This application is for a mentored research and career development program that will enable a motived junior physician-scientist to develop the skills necessary to ultimately become an independent investigator. Successful completion of this project will enable the investigator to gain the sills and knowledge necessary to launch a career investigating the mechanisms responsible for the lung damage present in bronchpulmonary dysplasia (BPD) and potentially develop targeted therapeutics to reverse or cure this damage. BPD is a lung disease that affects more than 14,000 premature infants each year with prolonged health ramifications that affect lung function throughout the patient's life. No curative therapies currently exist for BPD. In previous work, we have shown that epigenetic silencing of a cluster of microRNAs, called miR-17~92, is associated with severe BPD in human patients and murine models of the disease. In order to establish a causal relationship between altered miR-17~92 expression and a BPD phenotype, this project will investigate the central hypothesis that: murine genetic partial-deletion (or haploinsufficiency) of the miR-17~92 cluster will alter alveolar and vascular development reminiscent of a BPD phenotype via exaggerated TGF-?, collagen and matrix metalloproteinase expression.

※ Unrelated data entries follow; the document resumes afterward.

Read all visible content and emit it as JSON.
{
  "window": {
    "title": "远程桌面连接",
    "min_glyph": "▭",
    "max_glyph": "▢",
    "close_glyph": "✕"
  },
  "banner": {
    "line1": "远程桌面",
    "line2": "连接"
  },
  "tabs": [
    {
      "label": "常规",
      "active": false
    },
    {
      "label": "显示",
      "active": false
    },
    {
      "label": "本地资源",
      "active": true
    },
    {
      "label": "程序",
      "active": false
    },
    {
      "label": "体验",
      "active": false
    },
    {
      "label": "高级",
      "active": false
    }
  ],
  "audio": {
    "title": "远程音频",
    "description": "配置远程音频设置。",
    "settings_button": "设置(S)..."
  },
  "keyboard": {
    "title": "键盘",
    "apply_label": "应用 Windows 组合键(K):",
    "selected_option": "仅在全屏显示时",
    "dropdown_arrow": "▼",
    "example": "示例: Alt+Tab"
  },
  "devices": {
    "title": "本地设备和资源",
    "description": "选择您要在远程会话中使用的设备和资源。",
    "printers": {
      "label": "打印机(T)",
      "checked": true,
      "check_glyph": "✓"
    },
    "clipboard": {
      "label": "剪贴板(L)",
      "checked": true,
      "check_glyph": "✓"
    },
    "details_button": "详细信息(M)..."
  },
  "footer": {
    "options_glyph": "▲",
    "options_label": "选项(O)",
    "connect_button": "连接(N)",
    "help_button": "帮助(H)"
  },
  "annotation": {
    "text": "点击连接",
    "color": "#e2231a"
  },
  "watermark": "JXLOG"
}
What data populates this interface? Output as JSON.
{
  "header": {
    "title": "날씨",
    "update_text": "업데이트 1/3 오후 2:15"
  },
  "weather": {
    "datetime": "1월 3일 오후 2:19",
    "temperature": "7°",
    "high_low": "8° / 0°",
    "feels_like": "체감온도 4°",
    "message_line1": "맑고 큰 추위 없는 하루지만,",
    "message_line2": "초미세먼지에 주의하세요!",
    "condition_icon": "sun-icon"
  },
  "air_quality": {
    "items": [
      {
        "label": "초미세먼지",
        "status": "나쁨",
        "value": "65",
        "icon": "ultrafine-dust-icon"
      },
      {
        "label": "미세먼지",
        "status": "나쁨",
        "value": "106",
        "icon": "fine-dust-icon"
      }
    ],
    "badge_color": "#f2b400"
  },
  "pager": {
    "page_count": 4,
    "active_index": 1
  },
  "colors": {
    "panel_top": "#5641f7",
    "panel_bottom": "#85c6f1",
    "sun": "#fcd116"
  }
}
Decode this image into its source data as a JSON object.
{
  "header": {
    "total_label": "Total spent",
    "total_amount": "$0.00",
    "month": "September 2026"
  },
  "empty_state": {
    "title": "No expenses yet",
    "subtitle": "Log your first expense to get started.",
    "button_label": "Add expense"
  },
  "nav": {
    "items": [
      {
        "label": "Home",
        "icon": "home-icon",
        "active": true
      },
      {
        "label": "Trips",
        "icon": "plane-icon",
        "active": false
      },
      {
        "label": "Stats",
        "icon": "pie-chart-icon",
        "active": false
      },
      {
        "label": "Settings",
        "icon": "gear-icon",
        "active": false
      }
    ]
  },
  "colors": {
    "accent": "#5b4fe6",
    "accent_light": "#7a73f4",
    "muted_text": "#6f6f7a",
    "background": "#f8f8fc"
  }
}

In Aim 1, in vivo and in vitro systems will be used to determine the effects of miR-17~92 haploinsufficiency on pulmonary epithelial development and function. A causal relationship will be determined by reintroduction of miR-17~92 using a viral vector to establish return of function and phenotype. Since there is significant cellular cross-talk driving alveolar and vascular endothelial development, Aim 2 will quantify the effects of haploinsufficiency on pulmonary vascular endothelial development and function. Similar to Aim 1, a causal mechanism will be established with return of function experiments by reintroduction of the full expression of miR-17~92 by viral vector. This novel study will impact the field through understanding the cellular mechanisms altered by suppression and subsequent restoration of the miR-17~92 cluster. Furthermore, this study is significant because it provides a model to investigate the cellular mechanisms responsible for alveolar and vascular endothelial simplification that occurs in traditional BPD models without the confounding free-radical damage caused by high oxygen exposure. The above outlined aims will be investigated in an environment with an established history of successful mentorship of junior faculty to independence. Under the supervision of an expert advisory committee, the applicant will 1) Advance her technical skills, with acquisition of as murine pulmonary function testing, immunohistochemistry, and next generation sequencing techniques; 2) Learn advanced biostatistics; and 3) Learn delivery mechanisms of targeted therapeutics. Future independent studies will likely focus on the developmental interplay between the alveoli and vascular endothelium, and use of the miR-17~92 cluster as a biomarker and/or therapeutic target for BPD.
The microRNA (miR) cluster 17~92 has been previously shown to be vital for pulmonary and vascular development and has been associated with bronchopulmonary dysplasia (BPD) in both human tissue samples and murine disease models; however, a mechanistic link between changes in the alveolar and vascular endothelial structural development present in BPD and decreased miR-17~92 has not been proven. Currently, there are not curative therapies for BPD and the mechanistic cause of the alveolar and vascular simplification present in the disease is not well understood. The studies in this proposal are designed to establish a mechanistic link and be the foundation to future work toward developing the miR-17~92 cluster as a biomarker and/or therapeutic target for patients with BPD.